My Yancha pot is biggish — 160 or 170 ml — and I filled it three quarters full of leaves. First infusion at 190-ish degrees, pour quickly after 15 seconds. First taste was leather and chocolate, almost dank but in a pleasant way; from the taste I would have guessed I was drinking an aged oolong. But the mouthfeel was a bit thin and the taste lacked complexity. I was slightly disappointed with the first cup.
Second infusion I decided to use almost boiling water. Wow. The heat brought the smokey charcoal taste right up front. Strong but pleasant. Lots of pepper and spice and a great roundness in the feel — a kind of mineral feel. Heavily oxidized as well as heavy roasted, I think, and I would bet this tea is from old bushes. Beautiful dark red color. Both color and taste were puerh like. I think it’s correct to call this tea as Yan Gu, “rock bones,” which describes such depth of flavor.
Third and fourth infusions, back to 190 degrees but I let it steep a bit longer — maybe a minute but not much more. Exquisite. Much more balance between the spice and charcoal. Cloves and nuts appear. Some fruit peeking through, dark berries; definitely charcoal and nuts and berries, maybe vanilla, too; more complexity. Very full feel, round and thick and a nice lingering dryness.
The soul doth rise.
I don’t know about you guys, but up until recently I’ve sought for the “correct” way of brewing yancha. Lately, however, I’ve gained the confidence to challenge convention. It’s kind of thrilling to taste what almost boiling water can do, for example. Or using more leaves than normal. Or shorter and longer steeps.

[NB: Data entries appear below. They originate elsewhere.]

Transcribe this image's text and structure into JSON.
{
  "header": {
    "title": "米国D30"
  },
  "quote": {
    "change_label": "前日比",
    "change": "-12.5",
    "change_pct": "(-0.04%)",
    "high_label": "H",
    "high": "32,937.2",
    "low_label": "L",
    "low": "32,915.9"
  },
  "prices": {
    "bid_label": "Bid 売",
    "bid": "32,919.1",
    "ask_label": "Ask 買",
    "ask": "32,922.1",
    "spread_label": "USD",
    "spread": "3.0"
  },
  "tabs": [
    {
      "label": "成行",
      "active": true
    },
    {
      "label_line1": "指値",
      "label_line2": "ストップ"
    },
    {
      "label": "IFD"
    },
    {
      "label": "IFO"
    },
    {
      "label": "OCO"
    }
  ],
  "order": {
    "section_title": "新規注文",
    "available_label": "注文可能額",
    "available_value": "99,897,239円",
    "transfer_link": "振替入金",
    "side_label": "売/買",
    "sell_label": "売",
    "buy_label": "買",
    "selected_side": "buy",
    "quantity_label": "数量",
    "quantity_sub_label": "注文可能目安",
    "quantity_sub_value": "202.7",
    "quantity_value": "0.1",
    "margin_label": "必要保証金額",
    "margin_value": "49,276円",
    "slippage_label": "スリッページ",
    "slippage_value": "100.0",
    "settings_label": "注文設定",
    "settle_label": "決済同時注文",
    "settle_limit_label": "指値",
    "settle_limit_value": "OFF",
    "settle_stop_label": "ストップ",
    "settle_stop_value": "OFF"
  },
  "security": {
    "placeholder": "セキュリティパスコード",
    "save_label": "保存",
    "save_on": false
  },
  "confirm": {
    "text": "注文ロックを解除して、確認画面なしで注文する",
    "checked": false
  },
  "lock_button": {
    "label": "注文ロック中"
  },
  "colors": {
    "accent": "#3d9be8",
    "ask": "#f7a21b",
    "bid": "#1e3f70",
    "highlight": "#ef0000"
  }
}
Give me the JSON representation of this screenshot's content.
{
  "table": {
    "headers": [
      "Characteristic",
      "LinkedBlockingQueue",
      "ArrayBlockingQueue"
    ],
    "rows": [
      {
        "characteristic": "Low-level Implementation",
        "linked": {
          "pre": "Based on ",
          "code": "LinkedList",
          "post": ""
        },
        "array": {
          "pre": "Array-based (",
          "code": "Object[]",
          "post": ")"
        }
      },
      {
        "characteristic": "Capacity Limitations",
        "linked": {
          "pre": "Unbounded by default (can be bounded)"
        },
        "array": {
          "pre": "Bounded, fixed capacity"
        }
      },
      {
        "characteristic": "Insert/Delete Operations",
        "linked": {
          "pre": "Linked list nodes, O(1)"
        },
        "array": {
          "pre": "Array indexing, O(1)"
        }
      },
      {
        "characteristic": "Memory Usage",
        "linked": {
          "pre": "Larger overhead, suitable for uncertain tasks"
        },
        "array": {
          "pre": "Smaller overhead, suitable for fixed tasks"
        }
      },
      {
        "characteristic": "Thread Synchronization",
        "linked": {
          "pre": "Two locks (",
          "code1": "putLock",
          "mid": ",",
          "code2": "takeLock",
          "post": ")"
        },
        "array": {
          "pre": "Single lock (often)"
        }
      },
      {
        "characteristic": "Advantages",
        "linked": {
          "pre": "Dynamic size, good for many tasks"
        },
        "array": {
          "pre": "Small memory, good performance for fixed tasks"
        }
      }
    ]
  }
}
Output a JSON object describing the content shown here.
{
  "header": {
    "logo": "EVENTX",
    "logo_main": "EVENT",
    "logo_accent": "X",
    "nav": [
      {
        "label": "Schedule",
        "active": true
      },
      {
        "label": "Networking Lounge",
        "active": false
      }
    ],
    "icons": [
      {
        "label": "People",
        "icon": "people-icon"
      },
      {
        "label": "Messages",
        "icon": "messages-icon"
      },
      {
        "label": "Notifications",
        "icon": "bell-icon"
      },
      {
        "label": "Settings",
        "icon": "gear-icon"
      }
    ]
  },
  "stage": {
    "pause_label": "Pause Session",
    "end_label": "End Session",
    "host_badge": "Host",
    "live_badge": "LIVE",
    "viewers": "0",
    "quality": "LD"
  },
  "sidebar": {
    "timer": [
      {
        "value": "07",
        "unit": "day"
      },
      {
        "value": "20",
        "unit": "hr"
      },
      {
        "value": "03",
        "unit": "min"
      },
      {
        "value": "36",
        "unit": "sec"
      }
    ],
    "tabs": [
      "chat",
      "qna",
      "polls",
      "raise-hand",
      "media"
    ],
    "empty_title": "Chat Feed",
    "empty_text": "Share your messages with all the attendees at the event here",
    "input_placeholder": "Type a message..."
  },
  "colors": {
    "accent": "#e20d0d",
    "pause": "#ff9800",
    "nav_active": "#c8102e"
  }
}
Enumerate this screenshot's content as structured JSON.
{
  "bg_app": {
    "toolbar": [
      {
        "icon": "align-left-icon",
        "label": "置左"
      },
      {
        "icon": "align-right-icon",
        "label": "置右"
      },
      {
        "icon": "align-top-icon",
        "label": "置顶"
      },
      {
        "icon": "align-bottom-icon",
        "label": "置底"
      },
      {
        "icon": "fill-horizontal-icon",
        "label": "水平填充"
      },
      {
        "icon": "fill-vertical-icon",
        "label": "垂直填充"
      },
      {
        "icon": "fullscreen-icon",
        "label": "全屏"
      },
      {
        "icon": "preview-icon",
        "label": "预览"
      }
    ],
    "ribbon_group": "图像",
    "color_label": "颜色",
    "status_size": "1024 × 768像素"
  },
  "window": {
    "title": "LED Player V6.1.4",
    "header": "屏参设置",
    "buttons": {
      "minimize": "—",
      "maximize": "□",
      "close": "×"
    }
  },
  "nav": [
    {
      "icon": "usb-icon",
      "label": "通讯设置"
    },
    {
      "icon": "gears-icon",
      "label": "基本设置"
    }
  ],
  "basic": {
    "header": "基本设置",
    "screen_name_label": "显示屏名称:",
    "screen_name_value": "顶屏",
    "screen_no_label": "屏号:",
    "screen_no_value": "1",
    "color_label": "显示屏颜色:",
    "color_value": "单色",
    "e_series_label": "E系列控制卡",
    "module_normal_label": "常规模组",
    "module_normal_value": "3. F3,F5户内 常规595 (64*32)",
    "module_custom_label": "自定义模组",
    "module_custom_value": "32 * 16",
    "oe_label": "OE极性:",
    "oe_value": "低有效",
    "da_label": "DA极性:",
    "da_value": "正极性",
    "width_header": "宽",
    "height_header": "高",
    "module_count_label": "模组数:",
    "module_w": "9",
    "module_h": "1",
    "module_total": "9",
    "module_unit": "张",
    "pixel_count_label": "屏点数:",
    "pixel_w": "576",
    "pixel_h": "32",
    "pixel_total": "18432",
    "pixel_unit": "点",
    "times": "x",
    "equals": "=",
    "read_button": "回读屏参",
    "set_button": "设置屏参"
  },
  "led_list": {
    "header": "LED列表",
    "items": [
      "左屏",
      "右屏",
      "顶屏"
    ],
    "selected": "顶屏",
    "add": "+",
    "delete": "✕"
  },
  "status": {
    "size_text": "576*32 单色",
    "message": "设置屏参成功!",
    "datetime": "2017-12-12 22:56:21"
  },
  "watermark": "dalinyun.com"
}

Also, I think staging teas is important. For example, I was drinking Taiwan dong ding the entire day before I tried this Wuyi Shui Xian tonight. The lighter tea with vegetal tastes set parameters which made the dark, spicy Shui Xian all the more vivid and challenging. In the morning maybe I’ll look for a more fruity tea.
I’m thinking that a tea’s soul is more differential than we’ve been told.